• [Exercise details]:
Where a line of the following data contains the string "title", include it in the tally. Report the total alone.

• [Source data]:
────
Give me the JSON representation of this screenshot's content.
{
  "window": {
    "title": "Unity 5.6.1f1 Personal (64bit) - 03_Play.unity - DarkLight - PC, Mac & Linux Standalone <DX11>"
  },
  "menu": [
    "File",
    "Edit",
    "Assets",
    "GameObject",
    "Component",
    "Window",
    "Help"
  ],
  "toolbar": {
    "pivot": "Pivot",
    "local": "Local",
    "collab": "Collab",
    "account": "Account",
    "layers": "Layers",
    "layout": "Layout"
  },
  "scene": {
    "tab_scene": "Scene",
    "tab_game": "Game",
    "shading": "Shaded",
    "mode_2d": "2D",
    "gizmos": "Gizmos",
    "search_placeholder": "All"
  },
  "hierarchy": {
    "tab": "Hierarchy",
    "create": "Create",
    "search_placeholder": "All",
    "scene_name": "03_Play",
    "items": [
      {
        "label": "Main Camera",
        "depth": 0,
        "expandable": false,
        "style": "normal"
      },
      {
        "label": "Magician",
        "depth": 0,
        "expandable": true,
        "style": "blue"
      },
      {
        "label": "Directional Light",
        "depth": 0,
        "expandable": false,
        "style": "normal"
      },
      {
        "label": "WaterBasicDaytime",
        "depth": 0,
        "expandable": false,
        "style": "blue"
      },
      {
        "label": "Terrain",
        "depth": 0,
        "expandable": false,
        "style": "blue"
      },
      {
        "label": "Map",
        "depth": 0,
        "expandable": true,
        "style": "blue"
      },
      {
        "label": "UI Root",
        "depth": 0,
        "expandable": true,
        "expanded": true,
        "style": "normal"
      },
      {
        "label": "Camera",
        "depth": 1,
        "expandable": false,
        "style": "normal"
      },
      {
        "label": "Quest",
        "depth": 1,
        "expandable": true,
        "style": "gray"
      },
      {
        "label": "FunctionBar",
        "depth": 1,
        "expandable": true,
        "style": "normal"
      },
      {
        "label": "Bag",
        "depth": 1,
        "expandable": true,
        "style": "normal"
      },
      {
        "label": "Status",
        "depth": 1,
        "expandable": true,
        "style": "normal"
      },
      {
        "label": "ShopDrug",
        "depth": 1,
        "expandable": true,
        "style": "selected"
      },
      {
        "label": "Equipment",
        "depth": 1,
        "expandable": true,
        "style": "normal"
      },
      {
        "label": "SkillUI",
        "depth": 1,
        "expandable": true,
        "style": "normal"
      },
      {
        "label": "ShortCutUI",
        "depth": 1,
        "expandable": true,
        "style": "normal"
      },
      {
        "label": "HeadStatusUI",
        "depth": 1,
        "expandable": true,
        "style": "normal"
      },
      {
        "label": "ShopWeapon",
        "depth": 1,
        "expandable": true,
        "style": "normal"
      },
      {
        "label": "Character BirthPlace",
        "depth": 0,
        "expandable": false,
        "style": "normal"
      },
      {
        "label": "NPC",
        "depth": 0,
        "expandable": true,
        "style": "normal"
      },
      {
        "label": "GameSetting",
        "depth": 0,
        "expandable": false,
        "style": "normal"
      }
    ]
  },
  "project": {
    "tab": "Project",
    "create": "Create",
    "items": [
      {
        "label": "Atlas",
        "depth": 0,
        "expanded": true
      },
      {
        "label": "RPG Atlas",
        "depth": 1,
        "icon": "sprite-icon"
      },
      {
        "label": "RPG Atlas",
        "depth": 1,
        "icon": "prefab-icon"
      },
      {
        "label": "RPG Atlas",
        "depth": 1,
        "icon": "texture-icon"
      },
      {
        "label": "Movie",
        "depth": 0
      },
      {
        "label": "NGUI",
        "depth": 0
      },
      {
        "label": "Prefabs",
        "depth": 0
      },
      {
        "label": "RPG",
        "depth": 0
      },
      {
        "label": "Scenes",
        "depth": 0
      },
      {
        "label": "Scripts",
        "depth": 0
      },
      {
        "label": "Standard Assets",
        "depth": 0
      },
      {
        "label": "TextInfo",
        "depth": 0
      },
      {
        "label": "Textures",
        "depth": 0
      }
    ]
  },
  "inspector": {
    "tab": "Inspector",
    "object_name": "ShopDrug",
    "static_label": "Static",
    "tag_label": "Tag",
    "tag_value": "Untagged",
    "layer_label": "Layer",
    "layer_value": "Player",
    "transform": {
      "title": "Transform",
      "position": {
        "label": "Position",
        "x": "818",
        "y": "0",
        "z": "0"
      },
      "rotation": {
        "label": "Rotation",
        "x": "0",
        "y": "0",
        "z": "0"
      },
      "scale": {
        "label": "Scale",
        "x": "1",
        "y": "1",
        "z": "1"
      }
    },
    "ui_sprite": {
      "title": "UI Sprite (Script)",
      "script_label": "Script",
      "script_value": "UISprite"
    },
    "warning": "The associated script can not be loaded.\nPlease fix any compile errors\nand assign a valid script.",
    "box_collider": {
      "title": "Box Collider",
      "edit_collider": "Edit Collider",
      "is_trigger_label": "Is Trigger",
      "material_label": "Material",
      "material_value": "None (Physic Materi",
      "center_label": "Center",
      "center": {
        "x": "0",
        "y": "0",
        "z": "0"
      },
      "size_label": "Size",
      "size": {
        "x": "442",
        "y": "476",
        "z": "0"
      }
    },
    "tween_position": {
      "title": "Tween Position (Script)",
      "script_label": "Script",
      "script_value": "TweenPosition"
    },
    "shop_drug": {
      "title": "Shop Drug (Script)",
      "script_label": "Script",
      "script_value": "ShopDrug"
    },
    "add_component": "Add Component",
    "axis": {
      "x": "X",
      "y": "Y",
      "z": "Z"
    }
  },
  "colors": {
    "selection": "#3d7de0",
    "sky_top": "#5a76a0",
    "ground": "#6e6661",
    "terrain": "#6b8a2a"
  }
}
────
• [Solution to this task]:
6